You’ve finished writing another college essay. Well done. But before you click the standby button on your computer and run off to do the dishes, aren’t you forgetting something? The last essay you handed in received a mediocre score. What went wrong?

A final editing and proofreading session or two will ensure your essay is submission-ready on all fronts. When editing, these are the factors to look out for.

  • A coherent structure
  • Paragraphs should always follow on from one to another. Your professor wants to see a logical flow in every section he or she reads. In addition to this, the reader also wants to see that the essay as a whole forms one big picture. Read your essay through a few times with this in mind and get editing if anything isn’t following a nice, smooth flow of thought.

  • Spelling and grammar
  • There are several free grammar checking sites online that may pick up some of the mistakes your word processor’s spellchecker missed. Ultimately though, it’s always best to read your essay out loud to someone else so that any grammatical errors are easier to identify and correct.

  • Punctuation marks
  • Get a brief lesson in the basic usage of periods, commas, apostrophes, semi-colons and inverted commas. Getting a quick overview on this and refreshing your memory every time you complete an essay will put you in a habitual mode for doing it right every time.
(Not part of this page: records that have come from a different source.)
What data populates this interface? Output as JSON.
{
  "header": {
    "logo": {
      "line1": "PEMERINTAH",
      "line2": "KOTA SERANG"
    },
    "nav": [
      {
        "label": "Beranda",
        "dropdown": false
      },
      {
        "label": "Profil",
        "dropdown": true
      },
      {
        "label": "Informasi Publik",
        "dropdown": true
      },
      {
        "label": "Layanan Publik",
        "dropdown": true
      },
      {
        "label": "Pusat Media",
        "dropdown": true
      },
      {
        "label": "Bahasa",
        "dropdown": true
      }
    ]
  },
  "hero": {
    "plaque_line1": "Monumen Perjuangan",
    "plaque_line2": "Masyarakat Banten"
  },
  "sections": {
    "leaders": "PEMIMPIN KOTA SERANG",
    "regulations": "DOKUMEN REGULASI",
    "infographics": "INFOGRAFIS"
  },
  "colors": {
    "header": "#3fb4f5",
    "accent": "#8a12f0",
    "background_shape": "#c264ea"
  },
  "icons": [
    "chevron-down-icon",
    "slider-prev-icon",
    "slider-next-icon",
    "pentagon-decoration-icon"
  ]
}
  • Watch out for plagiarism
  • Professor’s hate it when plagiarism is detected. If you have written something that’s similar to a direct source, rather try and completely rephrase it in your own words. Any work you hand in that’s not your own can prove detrimental to your academic career as a whole.

  • Professional help
  • If you are pressed for time, there’s always the option to submit your essay to an editing service. Writers who check academic articles on a regular basis will make sure yours is perfect and ready to be handed in to your professor.

  • Relevant content
  • Last but not least, an important part of checking your paper is to analyze the density of relevant content therein. Scrap any words or sentences that are redundant, non-contributory or trivial. The more relevant text you have within your word count, the higher marks your professor will award you.

Copyright (c) 2009-2019 All rights reserved.